Assume that the price in a market is too high because shifts have occurred in demand or supply.  [We will explore these shifts soon, but at this stage just think about this as either the demand for the product decreasing or supply increasing.] Alternatively, the price might be too high because a supplier has only recently entered the market and has set a price to ‘test the market'.  


At the price P1, the supplier produces QS [read this off the Quantity axis as marked in the diagram QS] but consumers are only prepared to demand QD [again, read this off the Quantity axis as marked in the diagram QD].  It will become apparent that this price is too high because supplies will begin to build up (e.g. too much stock left on the shelves and this surplus (or excess) is represented by the difference between QD and QS.  The supplier will then reduce the price in order to eliminate the surplus.  

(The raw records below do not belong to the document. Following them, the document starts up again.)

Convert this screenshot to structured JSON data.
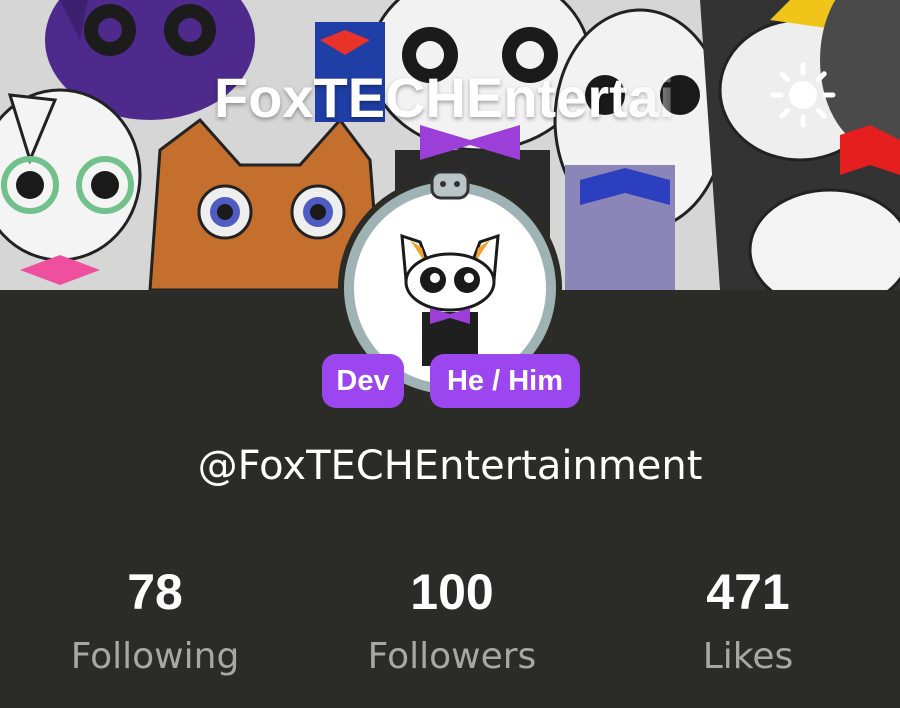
{
  "profile": {
    "title": "FoxTECHEntertai",
    "handle": "@FoxTECHEntertainment",
    "badges": {
      "role": "Dev",
      "pronouns": "He / Him"
    }
  },
  "header": {
    "theme_icon": "sun-icon"
  },
  "stats": {
    "following": {
      "value": "78",
      "label": "Following"
    },
    "followers": {
      "value": "100",
      "label": "Followers"
    },
    "likes": {
      "value": "471",
      "label": "Likes"
    }
  },
  "colors": {
    "panel_bg": "#2b2c27",
    "badge_bg": "#9b46ee",
    "stat_label": "#a7a7a7"
  }
}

As price falls below P1, consumers will demand more of the product (an expansion of demand) and the supplier will be willing to supply less on the market (a contraction of supply).  While the supplier will notice that the excess supply is certainly falling (represented by the smaller distance between the D and S curves), there is still too much stock remaining on the shelves.  This process of lowering the price to remove surplus stock will continue until a price is reached (Pe), where there is neither a surplus of stock nor a shortage of stock (Qe).


Note that it is possible for the supplier to 'overshoot' and reduce the price to one that is below Pe.  This would result in 'excess demand', which will eventually result in the price being driven up towards Pe.  The disequilibrium situation of excess demand is examined in the next section.

Next page Test yourself Previous page